### WHAT NEEDS TO BE DONE
The required answer is a copy of each line in the entries below that includes "your".
BEGIN THE DATA
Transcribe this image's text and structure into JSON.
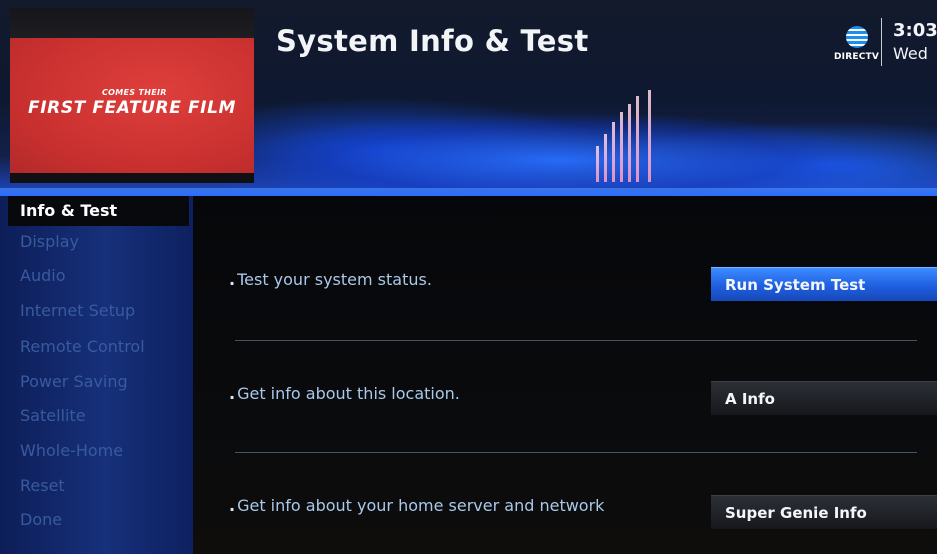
{
  "header": {
    "title": "System Info & Test",
    "brand_label": "DIRECTV",
    "clock_time": "3:03",
    "clock_day": "Wed"
  },
  "preview": {
    "subtitle": "COMES THEIR",
    "title": "FIRST FEATURE FILM"
  },
  "sidebar": {
    "items": [
      {
        "label": "Info & Test",
        "selected": true
      },
      {
        "label": "Display"
      },
      {
        "label": "Audio"
      },
      {
        "label": "Internet Setup"
      },
      {
        "label": "Remote Control"
      },
      {
        "label": "Power Saving"
      },
      {
        "label": "Satellite"
      },
      {
        "label": "Whole-Home"
      },
      {
        "label": "Reset"
      },
      {
        "label": "Done"
      }
    ]
  },
  "main": {
    "rows": [
      {
        "bullet": ".",
        "text": "Test your system status.",
        "button": "Run System Test",
        "focused": true
      },
      {
        "bullet": ".",
        "text": "Get info about this location.",
        "button": "A Info"
      },
      {
        "bullet": ".",
        "text": "Get info about your home server and network",
        "button": "Super Genie Info"
      }
    ]
  },
  "colors": {
    "accent_blue": "#2f6fff",
    "sidebar_bg": "#16307a",
    "inactive_text": "#3a5a9e",
    "row_text": "#a9c8ea",
    "preview_red": "#d23a38"
  }
}
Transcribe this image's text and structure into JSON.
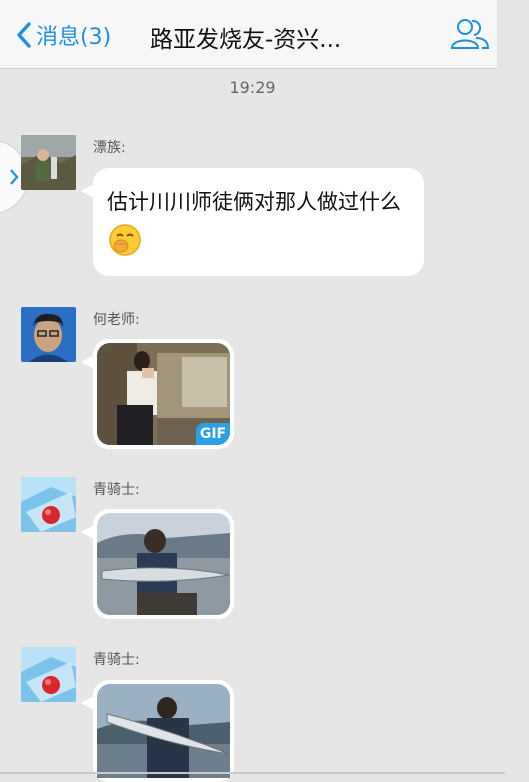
{
  "header": {
    "back_label": "消息(3)",
    "title": "路亚发烧友-资兴...",
    "members_icon": "group-members-icon"
  },
  "timestamp": "19:29",
  "messages": [
    {
      "sender": "漂族:",
      "text": "估计川川师徒俩对那人做过什么",
      "emoji": "grin-face-emoji",
      "type": "text"
    },
    {
      "sender": "何老师:",
      "type": "gif",
      "badge": "GIF"
    },
    {
      "sender": "青骑士:",
      "type": "image"
    },
    {
      "sender": "青骑士:",
      "type": "image"
    }
  ],
  "colors": {
    "accent": "#1f8fe6",
    "background": "#e6e6e6",
    "bubble": "#ffffff",
    "gif_badge": "#2aa0e8"
  }
}
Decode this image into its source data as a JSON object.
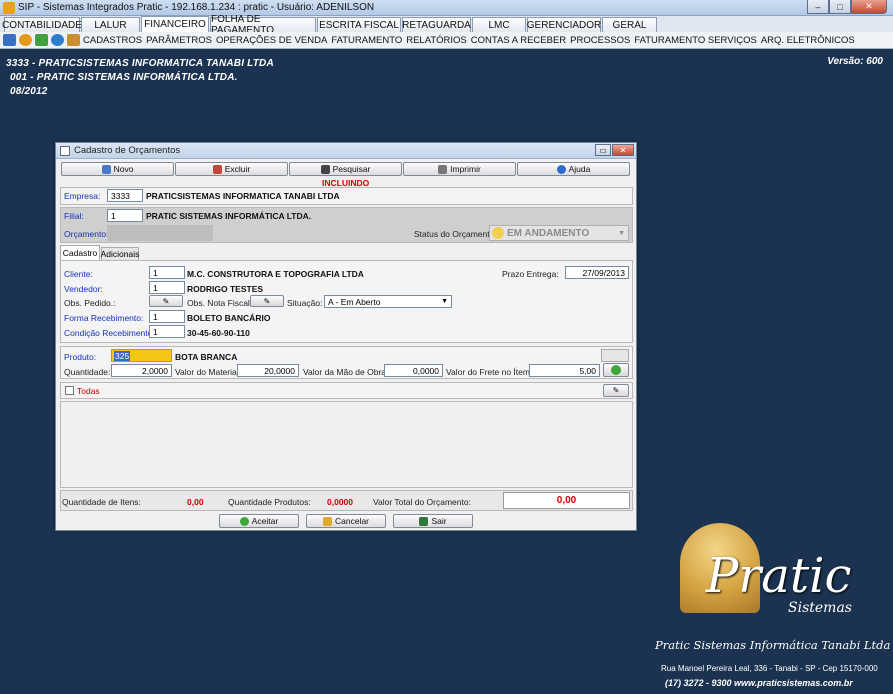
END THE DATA
### REPLY
        "text": "Test your system status.",
        "text": "Get info about your home server and network",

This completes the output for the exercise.